--- Available data Enclosed Below ---

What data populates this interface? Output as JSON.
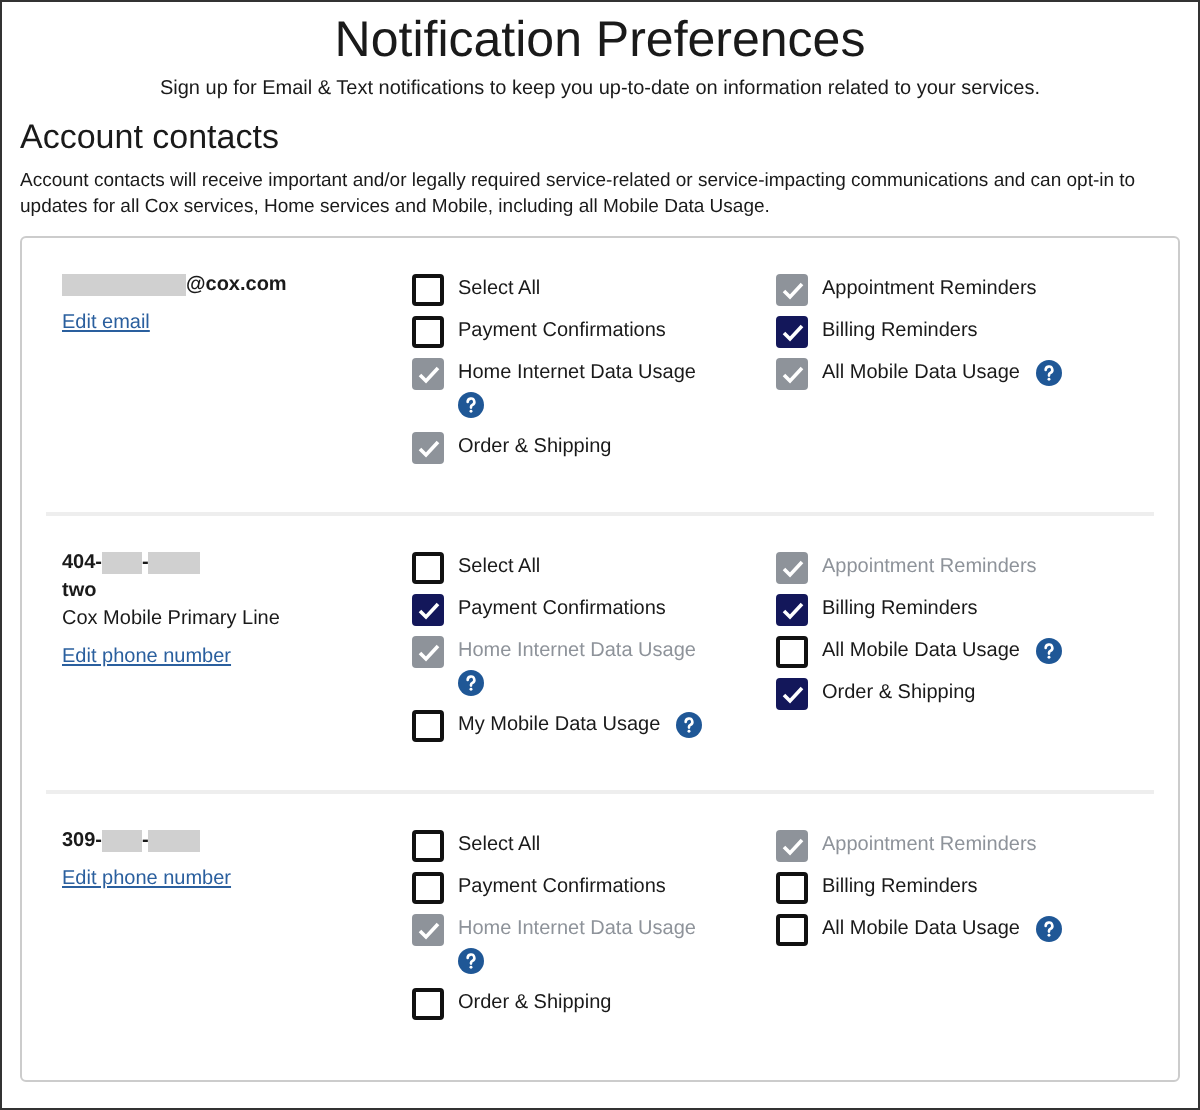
{
  "title": "Notification Preferences",
  "subtitle": "Sign up for Email & Text notifications to keep you up-to-date on information related to your services.",
  "section": {
    "heading": "Account contacts",
    "description": "Account contacts will receive important and/or legally required service-related or service-impacting communications and can opt-in to updates for all Cox services, Home services and Mobile, including all Mobile Data Usage."
  },
  "contacts": [
    {
      "address": [
        {
          "kind": "redacted"
        },
        {
          "kind": "text",
          "text": "@cox.com"
        }
      ],
      "edit_link": "Edit email",
      "columns": [
        [
          {
            "label": "Select All",
            "checked": false,
            "disabled": false,
            "muted": false,
            "help": false
          },
          {
            "label": "Payment Confirmations",
            "checked": false,
            "disabled": false,
            "muted": false,
            "help": false
          },
          {
            "label": "Home Internet Data Usage",
            "checked": true,
            "disabled": true,
            "muted": false,
            "help": true
          },
          {
            "label": "Order & Shipping",
            "checked": true,
            "disabled": true,
            "muted": false,
            "help": false
          }
        ],
        [
          {
            "label": "Appointment Reminders",
            "checked": true,
            "disabled": true,
            "muted": false,
            "help": false
          },
          {
            "label": "Billing Reminders",
            "checked": true,
            "disabled": false,
            "muted": false,
            "help": false
          },
          {
            "label": "All Mobile Data Usage",
            "checked": true,
            "disabled": true,
            "muted": false,
            "help": true
          }
        ]
      ]
    },
    {
      "address": [
        {
          "kind": "text",
          "text": "404-"
        },
        {
          "kind": "redacted"
        },
        {
          "kind": "text",
          "text": "-"
        },
        {
          "kind": "redacted"
        }
      ],
      "details": [
        {
          "text": "two",
          "bold": true
        },
        {
          "text": "Cox Mobile Primary Line",
          "bold": false
        }
      ],
      "edit_link": "Edit phone number",
      "columns": [
        [
          {
            "label": "Select All",
            "checked": false,
            "disabled": false,
            "muted": false,
            "help": false
          },
          {
            "label": "Payment Confirmations",
            "checked": true,
            "disabled": false,
            "muted": false,
            "help": false
          },
          {
            "label": "Home Internet Data Usage",
            "checked": true,
            "disabled": true,
            "muted": true,
            "help": true
          },
          {
            "label": "My Mobile Data Usage",
            "checked": false,
            "disabled": false,
            "muted": false,
            "help": true
          }
        ],
        [
          {
            "label": "Appointment Reminders",
            "checked": true,
            "disabled": true,
            "muted": true,
            "help": false
          },
          {
            "label": "Billing Reminders",
            "checked": true,
            "disabled": false,
            "muted": false,
            "help": false
          },
          {
            "label": "All Mobile Data Usage",
            "checked": false,
            "disabled": false,
            "muted": false,
            "help": true
          },
          {
            "label": "Order & Shipping",
            "checked": true,
            "disabled": false,
            "muted": false,
            "help": false
          }
        ]
      ]
    },
    {
      "address": [
        {
          "kind": "text",
          "text": "309-"
        },
        {
          "kind": "redacted"
        },
        {
          "kind": "text",
          "text": "-"
        },
        {
          "kind": "redacted"
        }
      ],
      "edit_link": "Edit phone number",
      "columns": [
        [
          {
            "label": "Select All",
            "checked": false,
            "disabled": false,
            "muted": false,
            "help": false
          },
          {
            "label": "Payment Confirmations",
            "checked": false,
            "disabled": false,
            "muted": false,
            "help": false
          },
          {
            "label": "Home Internet Data Usage",
            "checked": true,
            "disabled": true,
            "muted": true,
            "help": true
          },
          {
            "label": "Order & Shipping",
            "checked": false,
            "disabled": false,
            "muted": false,
            "help": false
          }
        ],
        [
          {
            "label": "Appointment Reminders",
            "checked": true,
            "disabled": true,
            "muted": true,
            "help": false
          },
          {
            "label": "Billing Reminders",
            "checked": false,
            "disabled": false,
            "muted": false,
            "help": false
          },
          {
            "label": "All Mobile Data Usage",
            "checked": false,
            "disabled": false,
            "muted": false,
            "help": true
          }
        ]
      ]
    }
  ]
}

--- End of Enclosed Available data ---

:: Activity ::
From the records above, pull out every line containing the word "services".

:: Solution for this task ::
  "subtitle": "Sign up for Email & Text notifications to keep you up-to-date on information related to your services.",
    "description": "Account contacts will receive important and/or legally required service-related or service-impacting communications and can opt-in to updates for all Cox services, Home services and Mobile, including all Mobile Data Usage."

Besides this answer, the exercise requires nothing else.